The Wolfpack Readers Program offers three sessions a year – fall, spring and summer. Over the past three years, The Literacy Space has worked with approximately 50 children.
“When I started, I didn’t really like reading. I thought it was really boring, but now that they’ve taught me, it’s kind of fun,” said Danna, a third-grade Wolfpack Reader. “I started reading books, understanding more words, understanding more sentences and how to do paragraphs.”
The Literacy Space helps kids really focus on specific skills that they may be having difficulty with at school. In building those skills, they’re better able to progress as they engage with the grade level material they are encountering at school.
“Our kids routinely make giant leaps in their reading skills. We have a really good instructional model where we are able to really tailor our instruction to their very specific needs,” Davis said.
Davis says The Literacy Space also helps kids with their confidence. They’ve noticed that there’s a confidence boost that the students are getting through the program.
“[My daughter] is growing by leaps and bounds. Each time she comes here, she comes up another level,” said Brandon Garrett, parent of a sixth-grade Wolfpack Reader. “She is much more confident with her reading and is more confident even with her speaking because now when she speaks, she speaks from a point where it’s comfortable.”
It was important for Davis to make sure the Wolfpack Readers Program was affordable. It’s mission is to provide support for families who may not otherwise be able to afford highly specialized, intensive intervention for reading. For that reason, a sliding scale is used to determine the cost for each family. Some families pay more while others pay very little, but the cost is competitive compared to what is available in the private market.
Donations to the NC State College of Education Excellence Fund have made it possible for the Wolfpack Readers Program to keep its fees for families as low and affordable as possible so the program can target the families who they really hope to serve.
“I think the program is well worth the funding that it gets and probably needs to get more funding because it helps all the children there,” said Garrett. “I think all of the parents can truly say it’s one of the things that has been a bright spot, especially her academic career as it is right now.”

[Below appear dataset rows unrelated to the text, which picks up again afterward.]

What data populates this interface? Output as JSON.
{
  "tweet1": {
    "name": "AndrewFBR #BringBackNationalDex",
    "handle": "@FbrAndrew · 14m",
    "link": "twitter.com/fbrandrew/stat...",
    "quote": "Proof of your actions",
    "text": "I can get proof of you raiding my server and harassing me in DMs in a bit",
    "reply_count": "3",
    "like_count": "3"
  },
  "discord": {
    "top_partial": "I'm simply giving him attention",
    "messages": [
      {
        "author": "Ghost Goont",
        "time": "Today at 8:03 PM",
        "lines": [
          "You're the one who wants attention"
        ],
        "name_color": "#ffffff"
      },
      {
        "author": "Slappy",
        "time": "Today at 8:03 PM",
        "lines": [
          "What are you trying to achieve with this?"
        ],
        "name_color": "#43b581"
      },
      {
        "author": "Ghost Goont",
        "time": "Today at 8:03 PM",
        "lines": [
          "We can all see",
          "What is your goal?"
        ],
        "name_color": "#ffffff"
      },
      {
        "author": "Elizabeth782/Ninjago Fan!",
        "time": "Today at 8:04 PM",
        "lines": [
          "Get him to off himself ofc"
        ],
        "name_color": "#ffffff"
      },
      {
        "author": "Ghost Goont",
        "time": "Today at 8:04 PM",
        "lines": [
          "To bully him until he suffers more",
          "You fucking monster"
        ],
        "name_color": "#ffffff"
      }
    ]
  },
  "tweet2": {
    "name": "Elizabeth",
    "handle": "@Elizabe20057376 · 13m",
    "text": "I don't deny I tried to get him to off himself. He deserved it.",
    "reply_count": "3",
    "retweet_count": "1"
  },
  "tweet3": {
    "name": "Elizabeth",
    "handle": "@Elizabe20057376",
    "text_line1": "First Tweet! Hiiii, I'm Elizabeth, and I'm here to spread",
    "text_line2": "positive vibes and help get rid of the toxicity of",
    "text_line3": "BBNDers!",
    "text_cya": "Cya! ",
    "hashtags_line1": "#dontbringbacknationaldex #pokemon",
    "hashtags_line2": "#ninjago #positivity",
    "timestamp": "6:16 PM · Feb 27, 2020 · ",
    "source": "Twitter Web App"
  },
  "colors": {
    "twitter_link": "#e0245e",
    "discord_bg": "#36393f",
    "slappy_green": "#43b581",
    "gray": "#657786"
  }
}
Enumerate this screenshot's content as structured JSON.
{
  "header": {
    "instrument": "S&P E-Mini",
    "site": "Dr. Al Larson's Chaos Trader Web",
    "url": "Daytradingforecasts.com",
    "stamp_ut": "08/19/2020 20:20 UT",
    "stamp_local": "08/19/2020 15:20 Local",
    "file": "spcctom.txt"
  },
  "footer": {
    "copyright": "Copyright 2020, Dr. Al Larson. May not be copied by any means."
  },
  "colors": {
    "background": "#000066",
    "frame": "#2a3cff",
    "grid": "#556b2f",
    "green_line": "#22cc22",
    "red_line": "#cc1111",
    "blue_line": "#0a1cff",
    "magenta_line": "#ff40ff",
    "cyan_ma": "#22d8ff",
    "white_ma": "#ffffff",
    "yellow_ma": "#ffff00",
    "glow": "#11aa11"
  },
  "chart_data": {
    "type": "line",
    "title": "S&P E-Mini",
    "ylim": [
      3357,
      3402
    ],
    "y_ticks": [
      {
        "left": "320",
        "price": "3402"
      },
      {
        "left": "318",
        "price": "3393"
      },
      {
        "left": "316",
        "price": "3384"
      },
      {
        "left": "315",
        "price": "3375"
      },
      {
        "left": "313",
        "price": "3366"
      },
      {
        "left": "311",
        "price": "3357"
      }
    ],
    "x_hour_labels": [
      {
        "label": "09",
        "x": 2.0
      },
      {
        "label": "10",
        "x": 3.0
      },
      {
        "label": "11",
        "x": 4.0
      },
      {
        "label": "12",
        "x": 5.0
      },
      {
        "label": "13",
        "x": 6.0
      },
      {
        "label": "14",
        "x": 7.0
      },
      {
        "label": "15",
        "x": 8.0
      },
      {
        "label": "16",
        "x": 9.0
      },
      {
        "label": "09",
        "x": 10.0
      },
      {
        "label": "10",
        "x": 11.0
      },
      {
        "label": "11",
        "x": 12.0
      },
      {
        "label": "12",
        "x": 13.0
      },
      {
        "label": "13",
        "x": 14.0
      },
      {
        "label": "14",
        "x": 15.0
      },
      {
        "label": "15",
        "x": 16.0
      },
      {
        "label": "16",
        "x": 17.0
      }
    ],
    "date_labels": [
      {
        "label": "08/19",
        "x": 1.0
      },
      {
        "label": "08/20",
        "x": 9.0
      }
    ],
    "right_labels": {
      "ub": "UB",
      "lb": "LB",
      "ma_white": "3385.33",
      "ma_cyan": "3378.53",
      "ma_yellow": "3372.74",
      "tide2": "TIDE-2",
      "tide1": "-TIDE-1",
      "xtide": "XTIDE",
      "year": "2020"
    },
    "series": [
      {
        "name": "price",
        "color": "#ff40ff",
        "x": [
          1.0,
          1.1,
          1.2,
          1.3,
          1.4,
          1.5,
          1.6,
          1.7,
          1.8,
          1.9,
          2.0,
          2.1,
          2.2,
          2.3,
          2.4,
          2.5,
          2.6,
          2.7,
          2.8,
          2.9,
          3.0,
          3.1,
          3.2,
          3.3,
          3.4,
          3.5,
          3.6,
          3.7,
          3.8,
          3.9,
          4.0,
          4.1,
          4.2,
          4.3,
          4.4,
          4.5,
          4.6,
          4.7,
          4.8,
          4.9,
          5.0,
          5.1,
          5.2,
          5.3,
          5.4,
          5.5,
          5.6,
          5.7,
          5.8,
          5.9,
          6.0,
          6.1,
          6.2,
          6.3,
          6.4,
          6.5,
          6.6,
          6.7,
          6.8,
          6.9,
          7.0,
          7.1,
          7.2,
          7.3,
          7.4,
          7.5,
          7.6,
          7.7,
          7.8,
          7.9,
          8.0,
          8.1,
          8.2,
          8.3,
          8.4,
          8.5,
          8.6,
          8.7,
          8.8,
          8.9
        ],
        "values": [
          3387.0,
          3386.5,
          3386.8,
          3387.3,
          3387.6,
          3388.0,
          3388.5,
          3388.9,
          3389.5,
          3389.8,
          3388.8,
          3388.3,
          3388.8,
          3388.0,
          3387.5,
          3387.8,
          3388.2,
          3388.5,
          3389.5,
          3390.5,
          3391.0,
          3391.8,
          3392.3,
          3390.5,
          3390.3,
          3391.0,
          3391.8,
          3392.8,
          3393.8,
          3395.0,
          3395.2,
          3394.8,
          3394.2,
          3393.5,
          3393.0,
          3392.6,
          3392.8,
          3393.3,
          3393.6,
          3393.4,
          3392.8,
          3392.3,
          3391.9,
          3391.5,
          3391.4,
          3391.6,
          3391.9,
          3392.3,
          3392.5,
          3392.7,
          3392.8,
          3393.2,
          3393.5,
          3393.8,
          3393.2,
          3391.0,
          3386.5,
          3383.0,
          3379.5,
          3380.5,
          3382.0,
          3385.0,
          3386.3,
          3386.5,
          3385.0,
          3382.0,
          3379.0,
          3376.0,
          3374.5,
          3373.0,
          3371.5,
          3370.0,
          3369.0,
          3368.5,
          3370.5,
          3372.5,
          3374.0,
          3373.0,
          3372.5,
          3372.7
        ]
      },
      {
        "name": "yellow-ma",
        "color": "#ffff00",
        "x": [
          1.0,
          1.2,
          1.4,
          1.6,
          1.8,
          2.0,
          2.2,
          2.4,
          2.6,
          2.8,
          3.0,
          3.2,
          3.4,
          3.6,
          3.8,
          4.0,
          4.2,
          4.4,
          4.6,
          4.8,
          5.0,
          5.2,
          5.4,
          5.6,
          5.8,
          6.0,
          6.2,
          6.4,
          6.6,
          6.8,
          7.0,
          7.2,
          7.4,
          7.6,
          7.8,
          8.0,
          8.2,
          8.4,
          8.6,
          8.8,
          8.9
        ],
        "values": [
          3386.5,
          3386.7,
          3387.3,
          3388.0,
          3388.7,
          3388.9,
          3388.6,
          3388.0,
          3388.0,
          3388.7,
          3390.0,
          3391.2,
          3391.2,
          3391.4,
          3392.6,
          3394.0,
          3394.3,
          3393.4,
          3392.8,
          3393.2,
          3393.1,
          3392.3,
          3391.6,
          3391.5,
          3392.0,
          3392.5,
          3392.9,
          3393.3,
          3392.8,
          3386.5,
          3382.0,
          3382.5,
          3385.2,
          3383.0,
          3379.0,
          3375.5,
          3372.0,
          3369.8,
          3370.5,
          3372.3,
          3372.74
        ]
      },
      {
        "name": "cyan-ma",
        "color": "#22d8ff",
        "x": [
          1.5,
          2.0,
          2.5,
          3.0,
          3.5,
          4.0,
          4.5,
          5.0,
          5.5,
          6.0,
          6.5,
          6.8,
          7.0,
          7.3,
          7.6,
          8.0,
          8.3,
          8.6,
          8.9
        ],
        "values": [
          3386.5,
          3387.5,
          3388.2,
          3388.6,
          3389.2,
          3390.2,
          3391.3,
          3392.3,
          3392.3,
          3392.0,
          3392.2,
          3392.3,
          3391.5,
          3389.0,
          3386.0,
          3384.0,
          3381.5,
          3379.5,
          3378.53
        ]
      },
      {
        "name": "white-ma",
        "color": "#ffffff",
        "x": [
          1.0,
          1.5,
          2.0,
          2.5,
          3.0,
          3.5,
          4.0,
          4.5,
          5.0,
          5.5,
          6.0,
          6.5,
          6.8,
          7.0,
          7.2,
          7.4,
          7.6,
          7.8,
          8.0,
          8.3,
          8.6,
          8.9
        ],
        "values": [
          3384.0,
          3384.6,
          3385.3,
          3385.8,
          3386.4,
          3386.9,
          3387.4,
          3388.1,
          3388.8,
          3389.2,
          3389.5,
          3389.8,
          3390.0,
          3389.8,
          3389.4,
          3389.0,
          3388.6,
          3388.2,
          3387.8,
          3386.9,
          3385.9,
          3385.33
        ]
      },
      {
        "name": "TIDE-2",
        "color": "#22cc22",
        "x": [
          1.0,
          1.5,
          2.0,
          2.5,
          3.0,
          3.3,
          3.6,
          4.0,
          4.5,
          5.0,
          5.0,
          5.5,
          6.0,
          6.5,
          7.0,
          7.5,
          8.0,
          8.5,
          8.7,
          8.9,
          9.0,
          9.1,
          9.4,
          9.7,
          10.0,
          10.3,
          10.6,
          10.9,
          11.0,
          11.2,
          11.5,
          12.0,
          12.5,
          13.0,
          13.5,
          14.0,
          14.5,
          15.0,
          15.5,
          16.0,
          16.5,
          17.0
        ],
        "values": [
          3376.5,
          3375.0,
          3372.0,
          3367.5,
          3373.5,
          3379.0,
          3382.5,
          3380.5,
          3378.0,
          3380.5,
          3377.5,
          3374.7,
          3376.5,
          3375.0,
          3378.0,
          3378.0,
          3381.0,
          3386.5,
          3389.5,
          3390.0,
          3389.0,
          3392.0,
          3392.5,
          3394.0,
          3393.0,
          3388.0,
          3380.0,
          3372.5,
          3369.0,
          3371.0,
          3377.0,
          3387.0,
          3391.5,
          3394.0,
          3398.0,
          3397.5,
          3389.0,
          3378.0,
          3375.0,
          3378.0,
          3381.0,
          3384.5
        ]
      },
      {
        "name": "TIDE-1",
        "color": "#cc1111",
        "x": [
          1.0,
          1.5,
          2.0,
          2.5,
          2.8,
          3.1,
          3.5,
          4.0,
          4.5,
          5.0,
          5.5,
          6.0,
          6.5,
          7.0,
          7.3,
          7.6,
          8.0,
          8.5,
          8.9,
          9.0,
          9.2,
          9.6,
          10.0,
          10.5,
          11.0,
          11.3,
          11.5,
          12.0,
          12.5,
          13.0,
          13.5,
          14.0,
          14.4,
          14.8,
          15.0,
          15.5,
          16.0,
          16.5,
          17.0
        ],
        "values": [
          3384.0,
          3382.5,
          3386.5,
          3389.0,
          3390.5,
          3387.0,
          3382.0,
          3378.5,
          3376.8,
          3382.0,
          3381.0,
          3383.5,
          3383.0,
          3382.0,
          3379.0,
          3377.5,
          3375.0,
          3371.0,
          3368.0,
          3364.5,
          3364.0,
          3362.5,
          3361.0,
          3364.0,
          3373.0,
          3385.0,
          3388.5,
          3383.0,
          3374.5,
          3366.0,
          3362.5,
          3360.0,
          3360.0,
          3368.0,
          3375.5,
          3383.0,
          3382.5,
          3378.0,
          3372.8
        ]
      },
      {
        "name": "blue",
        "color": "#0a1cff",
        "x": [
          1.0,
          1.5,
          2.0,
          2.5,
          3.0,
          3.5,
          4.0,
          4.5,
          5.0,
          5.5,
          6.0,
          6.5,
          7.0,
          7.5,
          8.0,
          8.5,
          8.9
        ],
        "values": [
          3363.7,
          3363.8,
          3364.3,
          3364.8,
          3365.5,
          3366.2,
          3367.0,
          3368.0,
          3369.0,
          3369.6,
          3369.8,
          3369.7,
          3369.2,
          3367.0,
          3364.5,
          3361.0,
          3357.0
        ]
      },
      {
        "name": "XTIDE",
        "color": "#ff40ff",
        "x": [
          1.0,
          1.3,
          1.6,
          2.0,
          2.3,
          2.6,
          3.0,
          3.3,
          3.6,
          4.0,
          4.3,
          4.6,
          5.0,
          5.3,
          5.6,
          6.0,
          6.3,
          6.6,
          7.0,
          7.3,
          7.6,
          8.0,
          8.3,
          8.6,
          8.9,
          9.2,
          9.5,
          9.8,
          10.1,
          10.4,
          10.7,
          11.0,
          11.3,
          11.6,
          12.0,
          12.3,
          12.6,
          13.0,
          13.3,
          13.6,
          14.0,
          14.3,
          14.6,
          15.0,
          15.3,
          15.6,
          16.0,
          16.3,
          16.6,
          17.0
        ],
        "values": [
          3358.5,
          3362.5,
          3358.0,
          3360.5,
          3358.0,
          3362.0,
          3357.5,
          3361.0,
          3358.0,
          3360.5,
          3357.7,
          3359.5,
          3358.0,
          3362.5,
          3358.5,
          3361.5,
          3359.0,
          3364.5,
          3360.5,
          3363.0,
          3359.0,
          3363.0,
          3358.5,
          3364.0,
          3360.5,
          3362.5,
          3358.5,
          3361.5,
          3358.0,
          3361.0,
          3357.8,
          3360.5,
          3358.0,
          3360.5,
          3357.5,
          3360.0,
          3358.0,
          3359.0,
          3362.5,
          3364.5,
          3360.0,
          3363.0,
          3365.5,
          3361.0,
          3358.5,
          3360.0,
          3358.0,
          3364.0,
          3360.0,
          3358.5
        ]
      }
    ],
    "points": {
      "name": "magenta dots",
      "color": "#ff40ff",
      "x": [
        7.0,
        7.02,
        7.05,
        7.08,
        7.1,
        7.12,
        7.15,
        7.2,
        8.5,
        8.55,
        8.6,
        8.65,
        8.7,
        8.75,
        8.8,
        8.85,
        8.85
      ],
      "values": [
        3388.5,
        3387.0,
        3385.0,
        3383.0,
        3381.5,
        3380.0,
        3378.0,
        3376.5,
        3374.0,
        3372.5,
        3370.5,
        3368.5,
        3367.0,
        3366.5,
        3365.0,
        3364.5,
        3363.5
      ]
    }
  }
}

As director of The Literacy Space, Davis’ goal is to be able to provide more direct financial assistance to families who need help and to be able to expand the services offered by The Literacy Space, which he hopes would be possible with more funding.
“With additional financial support, we would be able to expand the number of tutors we have available and that would allow us to reach more kids and also have training for more teachers who want the expertise,” he said. “It would also allow us to expand our professional development offerings beyond the people who are immediately working in our program.”
Additional funding would allow for the program to provide scholarships for kids who need help reading, ultimately reducing fees for parents, especially right now when the program is working on its remote instruction model. Funding would also help ensure the materials and technology are up-to-date and support stipends for the College of Education students who work with The Literacy Space.
“It’s been a career-long goal of mine to really think about what would it take to get every kid in every classroom the level of skill they need to read proficiently and that has led me toward thinking about what will it take to get every teacher equipped with the tools they need to do that,” Davis said. “That’s really what we’re trying to do here is focus on a small set of kids and help them and also work with as many teachers as we possibly can to where our programs and the expertise they learn here can spread as far as it can across the state.”